After walking all the way down to the CityCenter (which was probably at least five super long NYC blocks), we took the free trams all the way back down to the Luxor, where Evangelina was getting her hair done.
We had some time to spare before she was done, so the three of us got fluffy Christmas drinks at Starbucks and sat around chatting (which included, on my part, a complete recount of the plot of Casablanca in an attempt to convince the boys that it was more than just another old black and white movie). Let me just say that while Christmas drinks at Starbucks (with their red holiday cups) already fill me with a special joy every year, they really come through after a few hours of walking around gaudy, expensive hotels. Gingerbread spice never tasted so delicious.
My older sister Evangelina currently lives in Las Vegas, and she is graciously letting the family crash her beautiful home for Christmas. I picture lots of eating her scrumptious cooking and hours of fighting over and playing with the cutest creature on the planet, her baby daughter Isabella (It’ll be her first Christmas!).
To get from Arizona to Vegas, Mom, Stan and I are driving eight hours, starting tomorrow at the painfully early hour of 5:00 a.m. Which hopefully means we’ll be missing the morning traffic when driving through Pheonix (about an hour and a half away from Tucson). However, since there is a teeny-tiny, ever so slight chance we might possibly hit traffic when passing through, I have taken the responsibility upon myself to commandeer the car through said big city. My wonderful mother, while I love her dearly with every fiber of my being, scares the living daylights out of me when she drives under stress.
Big City + Morning Work Traffic + My Mother = Possible Heart Attack
This is something I would like to avoid.
So I will be doing the driving.
I’m actually pretty excited about it (except the rising-before-the-crack-of-dawn part, of course). Since I don’t have a car in Oklahoma, I’m always jumping at the chance to drive people around. It’s a simple joy, I guess. But when something is a special occasion, it’s gonna be fun. And driving, for me, is definitely a special occasion.
I realize this makes me strange.
Also, the landscape between Las Vegas and Tucson is really different from anything I’m used to. I grew up with mountains, trees, shrubs and tall brittle grass.
Out here it’s the desert, with a million different kinds of cactus poking awkwardly out of rocky dirt. Lots of cactus. Lots of dirt.
And an occasional roadrunner. I know what you’re thinking, and yes, they actually exist outside the Looney Tunes.
I just discovered this too. Changed my entire outlook on life.
So anywho… tomorrow we’re headed to Las Vegas to begin the rest of the Christmas festivities. I’m excited about Christmas in Vegas, but I’m a bit sad to be leaving Tucson and my sister Rebecca. My stay here was way too short — four days just isn’t enough to catch up with family that you haven’t seen in four months. But hopefully, if things go according to plan, I’ll get to spend some time here after I graduate (before I start a real job, perhaps?).
Wait.

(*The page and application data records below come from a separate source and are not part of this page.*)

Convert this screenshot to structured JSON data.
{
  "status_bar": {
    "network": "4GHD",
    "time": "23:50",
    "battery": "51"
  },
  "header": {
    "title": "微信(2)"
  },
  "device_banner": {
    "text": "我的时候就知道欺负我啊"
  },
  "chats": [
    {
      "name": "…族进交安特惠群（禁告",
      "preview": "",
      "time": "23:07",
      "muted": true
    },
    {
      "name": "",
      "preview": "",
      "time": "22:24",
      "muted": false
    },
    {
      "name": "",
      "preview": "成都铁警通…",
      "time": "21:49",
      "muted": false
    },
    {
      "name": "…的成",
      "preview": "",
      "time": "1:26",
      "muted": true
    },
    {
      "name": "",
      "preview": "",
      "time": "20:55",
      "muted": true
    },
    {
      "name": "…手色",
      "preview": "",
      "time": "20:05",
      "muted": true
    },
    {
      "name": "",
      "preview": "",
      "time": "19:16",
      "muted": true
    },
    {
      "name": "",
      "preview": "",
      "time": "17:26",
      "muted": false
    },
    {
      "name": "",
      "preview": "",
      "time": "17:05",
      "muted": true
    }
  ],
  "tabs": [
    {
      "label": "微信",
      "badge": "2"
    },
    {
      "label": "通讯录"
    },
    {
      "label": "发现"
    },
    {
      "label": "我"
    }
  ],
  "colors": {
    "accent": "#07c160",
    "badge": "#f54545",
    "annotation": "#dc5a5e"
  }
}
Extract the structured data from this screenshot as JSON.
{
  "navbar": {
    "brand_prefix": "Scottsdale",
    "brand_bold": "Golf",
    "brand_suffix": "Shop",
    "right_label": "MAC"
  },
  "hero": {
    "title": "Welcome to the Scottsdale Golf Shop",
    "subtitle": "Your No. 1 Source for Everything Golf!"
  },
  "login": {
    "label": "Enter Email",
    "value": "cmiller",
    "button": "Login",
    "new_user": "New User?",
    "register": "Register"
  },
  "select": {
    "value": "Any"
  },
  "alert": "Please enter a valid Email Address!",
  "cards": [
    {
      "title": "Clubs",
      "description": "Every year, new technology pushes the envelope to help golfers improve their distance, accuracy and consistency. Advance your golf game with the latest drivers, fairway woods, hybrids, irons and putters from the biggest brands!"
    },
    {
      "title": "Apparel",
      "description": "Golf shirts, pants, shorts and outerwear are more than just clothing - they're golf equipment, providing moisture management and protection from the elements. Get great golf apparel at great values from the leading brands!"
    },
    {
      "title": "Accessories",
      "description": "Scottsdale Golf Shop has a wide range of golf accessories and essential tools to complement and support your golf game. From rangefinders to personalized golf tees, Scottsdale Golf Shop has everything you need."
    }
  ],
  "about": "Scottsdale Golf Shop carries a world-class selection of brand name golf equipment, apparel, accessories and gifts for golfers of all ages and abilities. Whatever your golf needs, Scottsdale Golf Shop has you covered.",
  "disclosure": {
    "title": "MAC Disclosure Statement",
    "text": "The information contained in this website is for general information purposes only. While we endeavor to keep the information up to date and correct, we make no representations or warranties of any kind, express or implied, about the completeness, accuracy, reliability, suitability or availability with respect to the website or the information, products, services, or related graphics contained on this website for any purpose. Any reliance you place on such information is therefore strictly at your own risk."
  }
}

Who am I kidding? THERE IS NO PLAN! Gah! *nervously gash teeth*
(Oops. Seeing as this blog is already full of a gazillion tangents, I’ll leave that one for another time).
See y’all in Vegas!
Warm, rainy Arizona weather isn’t exactly what gets me in the mood for Christmas. I’ve even slipped on my daily ritual of Pandora Christmas music while aimlessly cleaning the house. The last part is probably the direct result of not being at home anymore (not that my sister would mind if I randomly started 409-ing her house, I’m sure).
In short, I’ve been feeling much less Christmas-y in the last few days. But hopefully today will cure that. I’m braving the malls with my mother (what shouts louder of holiday cheer than a massive throng of frustrated, harried shoppers?) to find me a pair of black flats (yay Christmas presents!), and then my family and I are going to that rich neighborhood with all the Christmas lights that I was telling you about earlier.
I’m also buying some real film for the old camera that my mom is letting me borrow (made in the 70s = true vintage), so maybe there will be some pretty pictures of my Christmas festivities up on the blog soon.
Until then, may your days be merry and bright!